Sorry, but I still cannot believe Mr. History Professor becomes lord of the gangs. It makes no sense. With armor and sword, would he defeat the gangbangers who came at him? Most likely. Would they follow his leadership? Hell no. If the author made him leader of a band of powerful folk dominating gangs through superior weaponry and skill, OK. But the author had the gangbangers willingly following his lead. Nope.

Would I factor in race when people are starving? No, but many would. Scarcity brings out the best and worst in people. It's not about thinking of "other things". It's about saving scarce resources for your people, and many view race as "their people". That's just race! What about class, neighborhoods, ethnicity, and religion? I'm not saying post-apocalypse worlds should be populated with homogeneous groups but ignoring all of that in favor of some white college professor ruling people of color as their Lord and Master? Puh-lease.

As for farming, his characters seemed happier living off the land than in the modern world. No doubt a simpler life has its benefits and some people would indeed be happier there. But living without toothpaste, condoms, penicillin, toilet paper, TV, and tampons? The author looks at an agrarian society with rose-tinted glasses and I found that naivete tiresome.

I hear you about the charismatic Wiccan girl, but really? Everyone abandons their faith just like that? Or did everyone believing in Christianity, easily the dominant religion in the area where the novel is set, not make it through the Change alive?

Lastly, I don't need the author to explain everything in his world.

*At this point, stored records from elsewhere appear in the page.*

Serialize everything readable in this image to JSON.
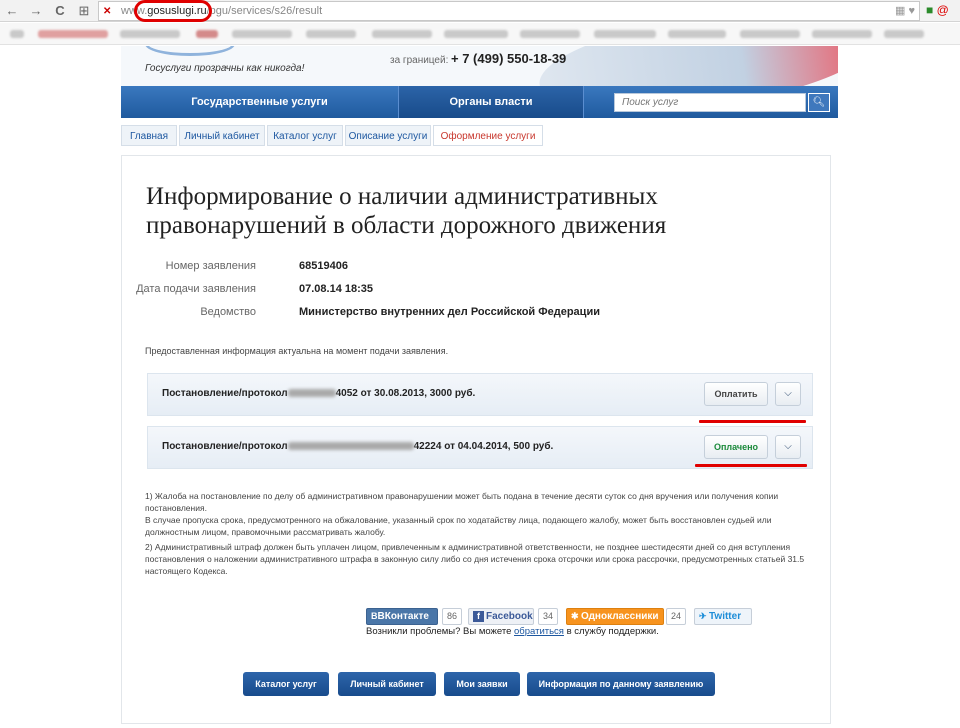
{
  "browser": {
    "url_prefix": "www.",
    "url_domain": "gosuslugi.ru",
    "url_path": "/pgu/services/s26/result",
    "back_glyph": "←",
    "forward_glyph": "→",
    "reload_glyph": "C",
    "apps_glyph": "⊞",
    "more_glyph": "»"
  },
  "header": {
    "slogan": "Госуслуги прозрачны как никогда!",
    "phone_label": "за границей:",
    "phone": "+ 7 (499) 550-18-39"
  },
  "mainnav": {
    "tab1": "Государственные услуги",
    "tab2": "Органы власти",
    "search_placeholder": "Поиск услуг",
    "search_icon": "magnifier-icon"
  },
  "breadcrumbs": [
    "Главная",
    "Личный кабинет",
    "Каталог услуг",
    "Описание услуги",
    "Оформление услуги"
  ],
  "page": {
    "title": "Информирование о наличии административных правонарушений в области дорожного движения",
    "fields": [
      {
        "label": "Номер заявления",
        "value": "68519406"
      },
      {
        "label": "Дата подачи заявления",
        "value": "07.08.14 18:35"
      },
      {
        "label": "Ведомство",
        "value": "Министерство внутренних дел Российской Федерации"
      }
    ],
    "note": "Предоставленная информация актуальна на момент подачи заявления.",
    "protocols": [
      {
        "prefix": "Постановление/протокол",
        "suffix": "4052 от 30.08.2013, 3000 руб.",
        "button": "Оплатить",
        "status": "unpaid"
      },
      {
        "prefix": "Постановление/протокол",
        "suffix": "42224 от 04.04.2014, 500 руб.",
        "button": "Оплачено",
        "status": "paid"
      }
    ],
    "footnotes": [
      "1) Жалоба на постановление по делу об административном правонарушении может быть подана в течение десяти суток со дня вручения или получения копии постановления.",
      "В случае пропуска срока, предусмотренного на обжалование, указанный срок по ходатайству лица, подающего жалобу, может быть восстановлен судьей или должностным лицом, правомочными рассматривать жалобу.",
      "2) Административный штраф должен быть уплачен лицом, привлеченным к административной ответственности, не позднее шестидесяти дней со дня вступления постановления о наложении административного штрафа в законную силу либо со дня истечения срока отсрочки или срока рассрочки, предусмотренных статьей 31.5 настоящего Кодекса."
    ]
  },
  "social": [
    {
      "name": "ВКонтакте",
      "count": "86",
      "icon": "vk-icon",
      "color": "#4a76a8"
    },
    {
      "name": "Facebook",
      "count": "34",
      "icon": "facebook-icon",
      "color": "#3b5998"
    },
    {
      "name": "Одноклассники",
      "count": "24",
      "icon": "odnoklassniki-icon",
      "color": "#f7931e"
    },
    {
      "name": "Twitter",
      "count": "",
      "icon": "twitter-icon",
      "color": "#1d8dd8"
    }
  ],
  "support": {
    "before": "Возникли проблемы? Вы можете ",
    "link": "обратиться",
    "after": " в службу поддержки."
  },
  "bottom_buttons": [
    "Каталог услуг",
    "Личный кабинет",
    "Мои заявки",
    "Информация по данному заявлению"
  ],
  "colors": {
    "accent": "#1f5a9e",
    "link": "#1d57a0",
    "paid": "#1b8a3a",
    "highlight": "#e00000"
  }
}
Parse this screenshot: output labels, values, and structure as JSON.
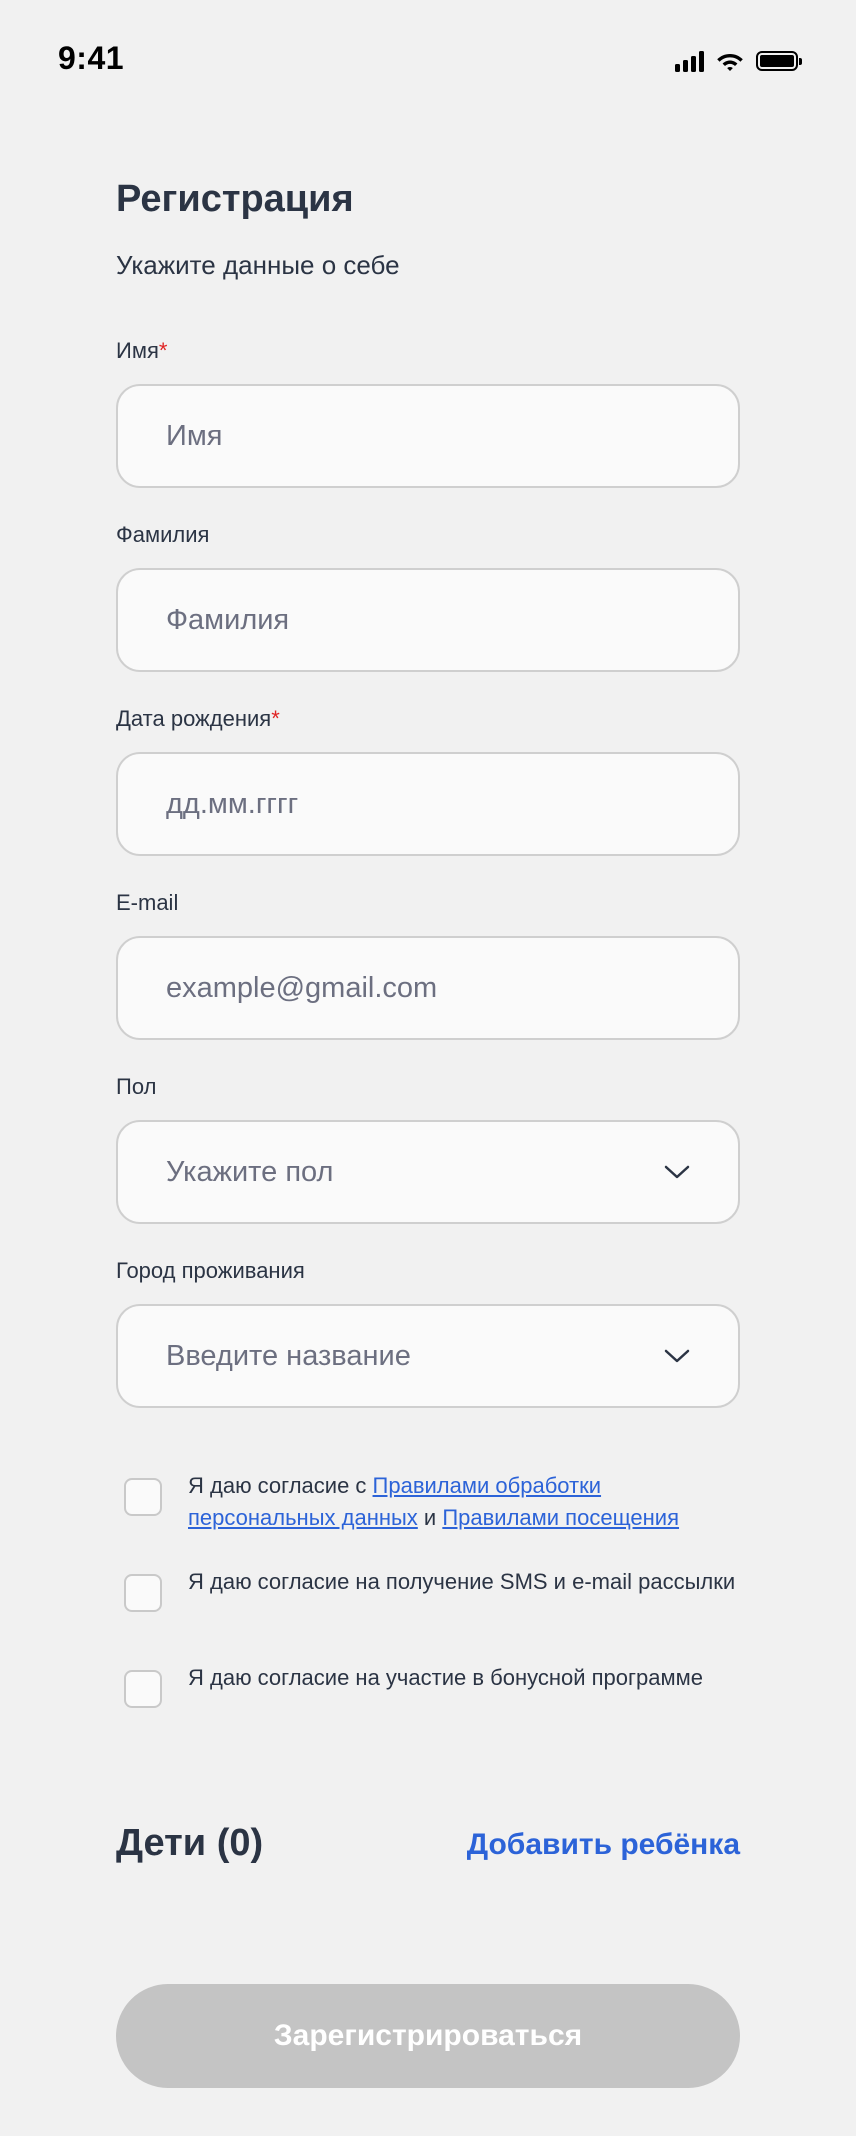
{
  "status_bar": {
    "time": "9:41"
  },
  "header": {
    "title": "Регистрация",
    "subtitle": "Укажите данные о себе"
  },
  "form": {
    "first_name": {
      "label": "Имя",
      "required_mark": "*",
      "placeholder": "Имя",
      "value": ""
    },
    "last_name": {
      "label": "Фамилия",
      "placeholder": "Фамилия",
      "value": ""
    },
    "birth_date": {
      "label": "Дата рождения",
      "required_mark": "*",
      "placeholder": "дд.мм.гггг",
      "value": ""
    },
    "email": {
      "label": "E-mail",
      "placeholder": "example@gmail.com",
      "value": ""
    },
    "gender": {
      "label": "Пол",
      "placeholder": "Укажите пол",
      "icon": "chevron-down-icon"
    },
    "city": {
      "label": "Город проживания",
      "placeholder": "Введите название",
      "icon": "chevron-down-icon"
    }
  },
  "consents": {
    "personal_data": {
      "checked": false,
      "text_prefix": "Я даю согласие с ",
      "link1": "Правилами обработки персональных данных",
      "text_middle": " и ",
      "link2": "Правилами посещения"
    },
    "sms_email": {
      "checked": false,
      "text": "Я даю согласие на получение SMS и e-mail рассылки"
    },
    "bonus": {
      "checked": false,
      "text": "Я даю согласие на участие в бонусной программе"
    }
  },
  "children": {
    "title": "Дети (0)",
    "add_label": "Добавить ребёнка"
  },
  "submit": {
    "label": "Зарегистрироваться",
    "enabled": false
  },
  "colors": {
    "background": "#f1f1f1",
    "text": "#2b3444",
    "accent": "#2c63d8",
    "required": "#e02424",
    "disabled_button": "#c4c4c4"
  }
}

It's just that, for me, the setting and story lacked enough suspension of disbelief and the whole thing was laughable.

back to top